Data records:
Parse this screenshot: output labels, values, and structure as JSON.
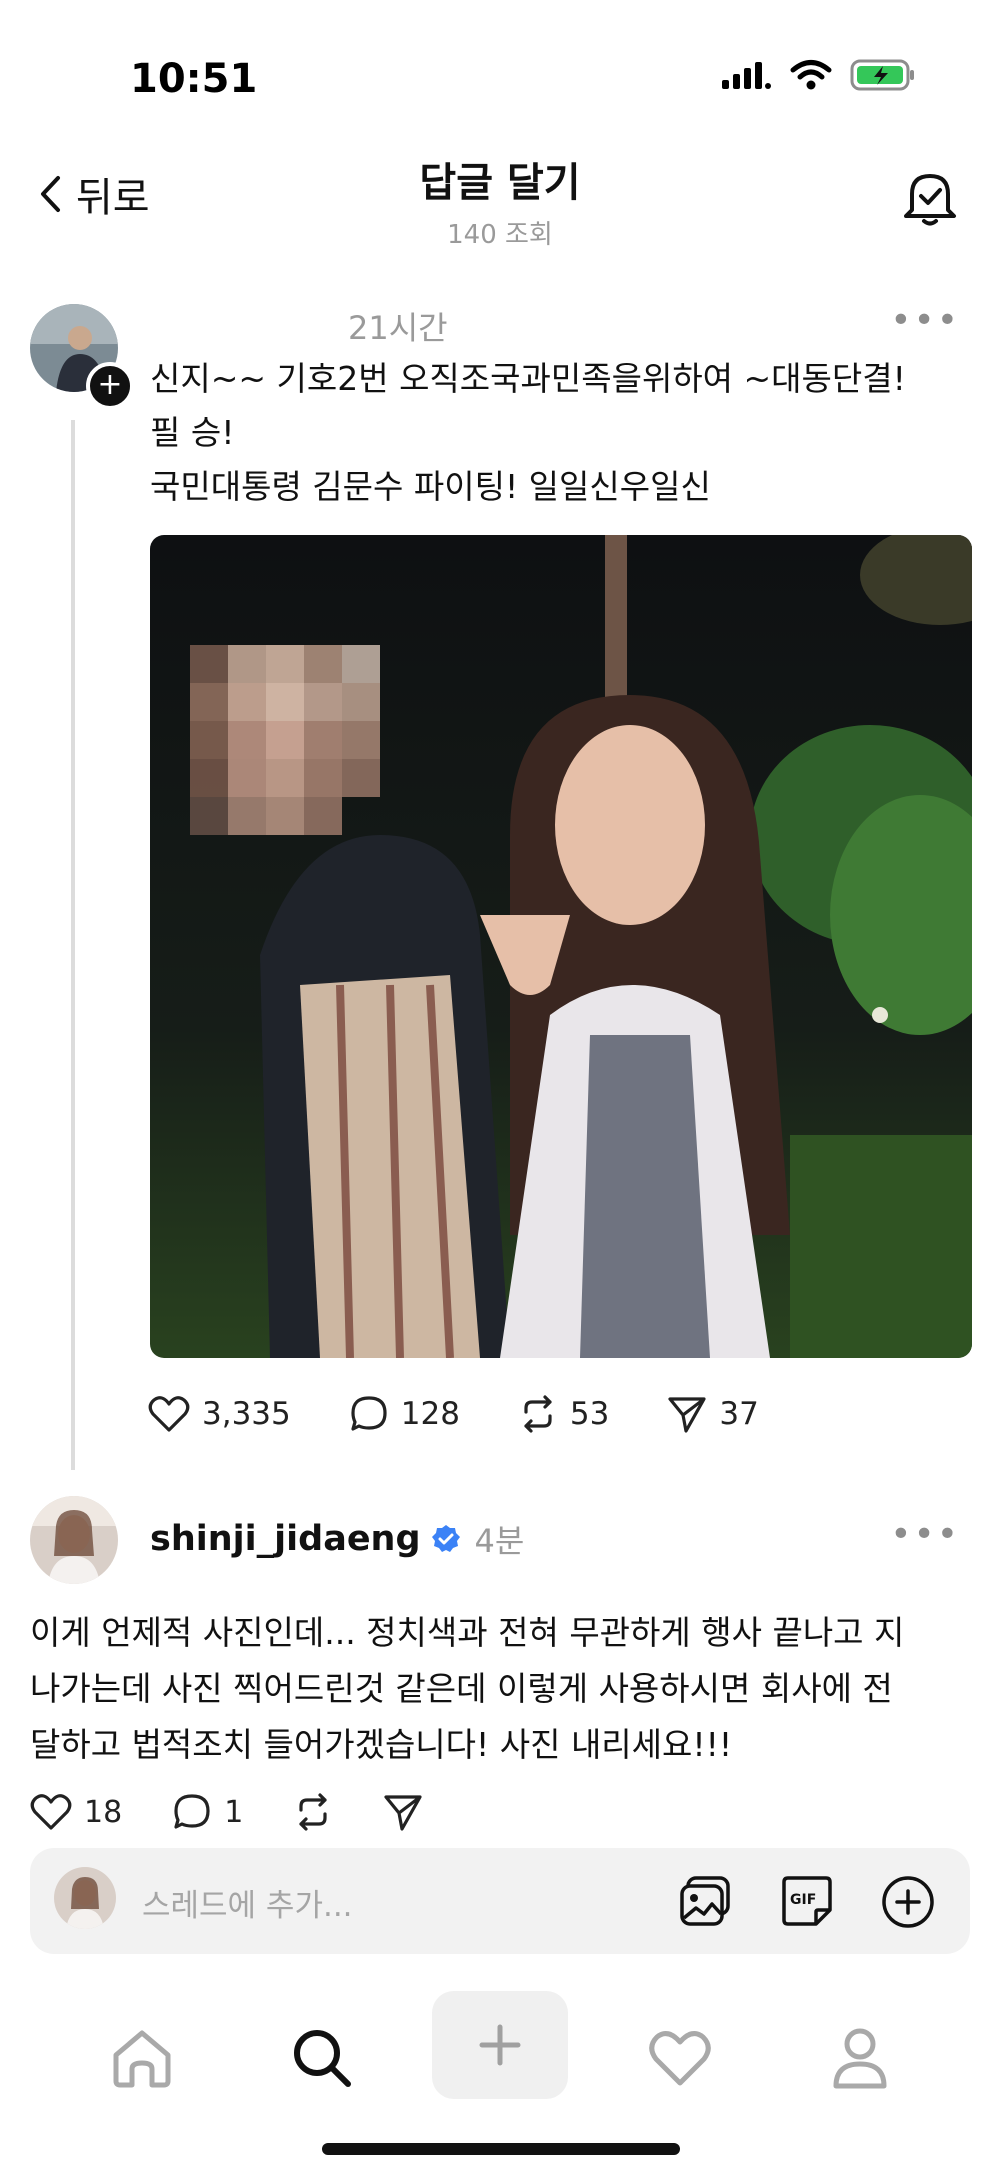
{
  "status_bar": {
    "time": "10:51"
  },
  "nav": {
    "back_label": "뒤로",
    "title": "답글 달기",
    "views": "140 조회"
  },
  "post": {
    "time": "21시간",
    "text_lines": [
      "신지~~ 기호2번  오직조국과민족을위하여 ~대동단결!",
      "필 승!",
      "국민대통령 김문수 파이팅! 일일신우일신"
    ],
    "likes": "3,335",
    "comments": "128",
    "reposts": "53",
    "shares": "37"
  },
  "reply": {
    "username": "shinji_jidaeng",
    "time": "4분",
    "text_lines": [
      "이게 언제적 사진인데... 정치색과 전혀 무관하게 행사 끝나고 지",
      "나가는데 사진 찍어드린것 같은데 이렇게 사용하시면 회사에 전",
      "달하고 법적조치 들어가겠습니다! 사진 내리세요!!!"
    ],
    "likes": "18",
    "comments": "1"
  },
  "composer": {
    "placeholder": "스레드에 추가..."
  },
  "colors": {
    "verified": "#3b82f6",
    "battery": "#34c759"
  },
  "icons": [
    "chevron-left-icon",
    "bell-icon",
    "heart-icon",
    "comment-icon",
    "repost-icon",
    "send-icon",
    "image-icon",
    "gif-icon",
    "plus-circle-icon",
    "home-icon",
    "search-icon",
    "plus-icon",
    "profile-icon"
  ]
}
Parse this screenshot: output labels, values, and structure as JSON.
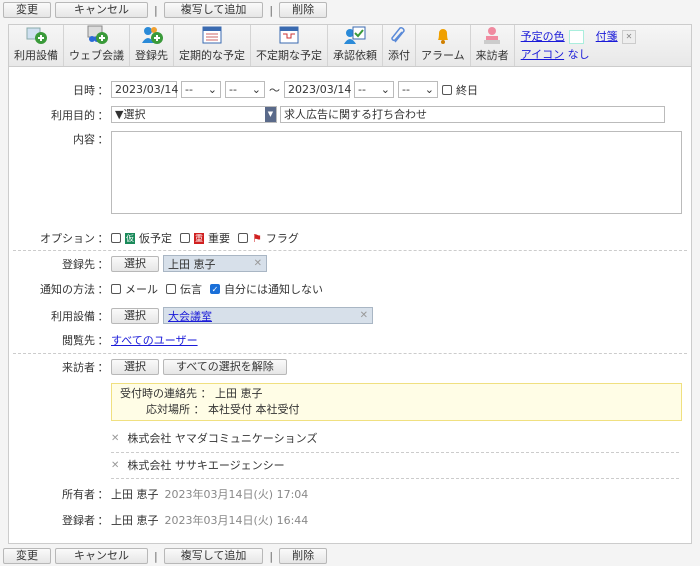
{
  "actions": {
    "change": "変更",
    "cancel": "キャンセル",
    "copy_add": "複写して追加",
    "delete": "削除",
    "sep": "|"
  },
  "toolbar": [
    {
      "label": "利用設備",
      "icon": "facility-add-icon"
    },
    {
      "label": "ウェブ会議",
      "icon": "web-meeting-add-icon"
    },
    {
      "label": "登録先",
      "icon": "user-add-icon"
    },
    {
      "label": "定期的な予定",
      "icon": "calendar-recurring-icon"
    },
    {
      "label": "不定期な予定",
      "icon": "calendar-irregular-icon"
    },
    {
      "label": "承認依頼",
      "icon": "approval-icon"
    },
    {
      "label": "添付",
      "icon": "paperclip-icon"
    },
    {
      "label": "アラーム",
      "icon": "bell-icon"
    },
    {
      "label": "来訪者",
      "icon": "visitor-icon"
    }
  ],
  "extras": {
    "color_label": "予定の色",
    "sticky_label": "付箋",
    "icon_label": "アイコン",
    "icon_value": "なし",
    "close": "✕"
  },
  "form": {
    "datetime_label": "日時",
    "start_date": "2023/03/14",
    "start_hour": "--",
    "start_min": "--",
    "tilde": "〜",
    "end_date": "2023/03/14",
    "end_hour": "--",
    "end_min": "--",
    "allday": "終日",
    "purpose_label": "利用目的",
    "purpose_select": "▼選択",
    "purpose_text": "求人広告に関する打ち合わせ",
    "content_label": "内容",
    "option_label": "オプション",
    "opt_tentative": "仮予定",
    "opt_important": "重要",
    "opt_flag": "フラグ",
    "badge_tentative": "仮",
    "badge_important": "重",
    "registrant_label": "登録先",
    "select_btn": "選択",
    "registrant": "上田 恵子",
    "notify_label": "通知の方法",
    "notify_mail": "メール",
    "notify_message": "伝言",
    "notify_self": "自分には通知しない",
    "facility_label": "利用設備",
    "facility": "大会議室",
    "viewer_label": "閲覧先",
    "viewer": "すべてのユーザー",
    "visitor_label": "来訪者",
    "clear_all": "すべての選択を解除",
    "contact_label": "受付時の連絡先",
    "contact": "上田 恵子",
    "place_label": "応対場所",
    "place": "本社受付 本社受付",
    "visitors": [
      "株式会社 ヤマダコミュニケーションズ",
      "株式会社 ササキエージェンシー"
    ],
    "owner_label": "所有者",
    "owner": "上田 恵子",
    "owner_time": "2023年03月14日(火) 17:04",
    "creator_label": "登録者",
    "creator": "上田 恵子",
    "creator_time": "2023年03月14日(火) 16:44",
    "colon": "："
  }
}
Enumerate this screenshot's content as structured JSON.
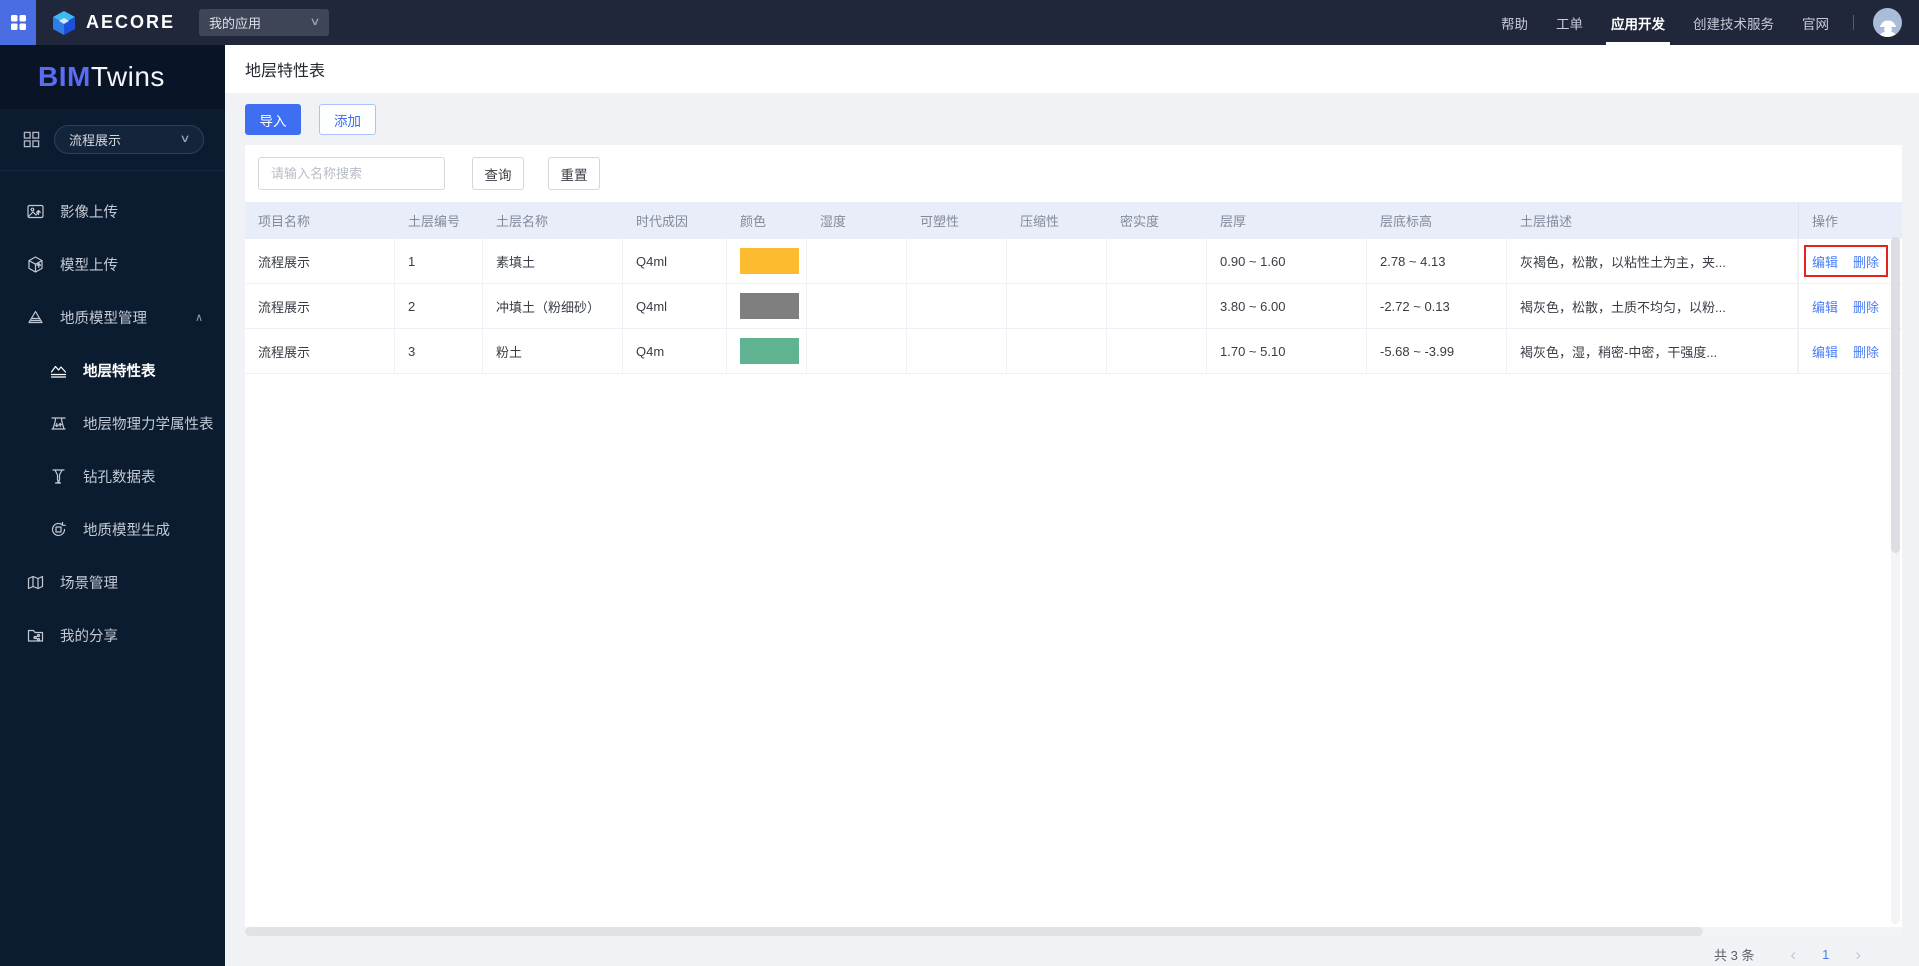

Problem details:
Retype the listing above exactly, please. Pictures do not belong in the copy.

Completed task:
Parse this screenshot: output labels, values, and structure as JSON.
{
  "status_bar": {
    "time": "10:51"
  },
  "nav": {
    "back_label": "뒤로",
    "title": "답글 달기",
    "views": "140 조회"
  },
  "post": {
    "time": "21시간",
    "text_lines": [
      "신지~~ 기호2번  오직조국과민족을위하여 ~대동단결!",
      "필 승!",
      "국민대통령 김문수 파이팅! 일일신우일신"
    ],
    "likes": "3,335",
    "comments": "128",
    "reposts": "53",
    "shares": "37"
  },
  "reply": {
    "username": "shinji_jidaeng",
    "time": "4분",
    "text_lines": [
      "이게 언제적 사진인데... 정치색과 전혀 무관하게 행사 끝나고 지",
      "나가는데 사진 찍어드린것 같은데 이렇게 사용하시면 회사에 전",
      "달하고 법적조치 들어가겠습니다! 사진 내리세요!!!"
    ],
    "likes": "18",
    "comments": "1"
  },
  "composer": {
    "placeholder": "스레드에 추가..."
  },
  "colors": {
    "verified": "#3b82f6",
    "battery": "#34c759"
  },
  "icons": [
    "chevron-left-icon",
    "bell-icon",
    "heart-icon",
    "comment-icon",
    "repost-icon",
    "send-icon",
    "image-icon",
    "gif-icon",
    "plus-circle-icon",
    "home-icon",
    "search-icon",
    "plus-icon",
    "profile-icon"
  ]
}
Parse this screenshot: output labels, values, and structure as JSON.
{
  "actions": {
    "change": "変更",
    "cancel": "キャンセル",
    "copy_add": "複写して追加",
    "delete": "削除",
    "sep": "|"
  },
  "toolbar": [
    {
      "label": "利用設備",
      "icon": "facility-add-icon"
    },
    {
      "label": "ウェブ会議",
      "icon": "web-meeting-add-icon"
    },
    {
      "label": "登録先",
      "icon": "user-add-icon"
    },
    {
      "label": "定期的な予定",
      "icon": "calendar-recurring-icon"
    },
    {
      "label": "不定期な予定",
      "icon": "calendar-irregular-icon"
    },
    {
      "label": "承認依頼",
      "icon": "approval-icon"
    },
    {
      "label": "添付",
      "icon": "paperclip-icon"
    },
    {
      "label": "アラーム",
      "icon": "bell-icon"
    },
    {
      "label": "来訪者",
      "icon": "visitor-icon"
    }
  ],
  "extras": {
    "color_label": "予定の色",
    "sticky_label": "付箋",
    "icon_label": "アイコン",
    "icon_value": "なし",
    "close": "✕"
  },
  "form": {
    "datetime_label": "日時",
    "start_date": "2023/03/14",
    "start_hour": "--",
    "start_min": "--",
    "tilde": "〜",
    "end_date": "2023/03/14",
    "end_hour": "--",
    "end_min": "--",
    "allday": "終日",
    "purpose_label": "利用目的",
    "purpose_select": "▼選択",
    "purpose_text": "求人広告に関する打ち合わせ",
    "content_label": "内容",
    "option_label": "オプション",
    "opt_tentative": "仮予定",
    "opt_important": "重要",
    "opt_flag": "フラグ",
    "badge_tentative": "仮",
    "badge_important": "重",
    "registrant_label": "登録先",
    "select_btn": "選択",
    "registrant": "上田 恵子",
    "notify_label": "通知の方法",
    "notify_mail": "メール",
    "notify_message": "伝言",
    "notify_self": "自分には通知しない",
    "facility_label": "利用設備",
    "facility": "大会議室",
    "viewer_label": "閲覧先",
    "viewer": "すべてのユーザー",
    "visitor_label": "来訪者",
    "clear_all": "すべての選択を解除",
    "contact_label": "受付時の連絡先",
    "contact": "上田 恵子",
    "place_label": "応対場所",
    "place": "本社受付 本社受付",
    "visitors": [
      "株式会社 ヤマダコミュニケーションズ",
      "株式会社 ササキエージェンシー"
    ],
    "owner_label": "所有者",
    "owner": "上田 恵子",
    "owner_time": "2023年03月14日(火) 17:04",
    "creator_label": "登録者",
    "creator": "上田 恵子",
    "creator_time": "2023年03月14日(火) 16:44",
    "colon": "："
  }
}
Enumerate this screenshot's content as structured JSON.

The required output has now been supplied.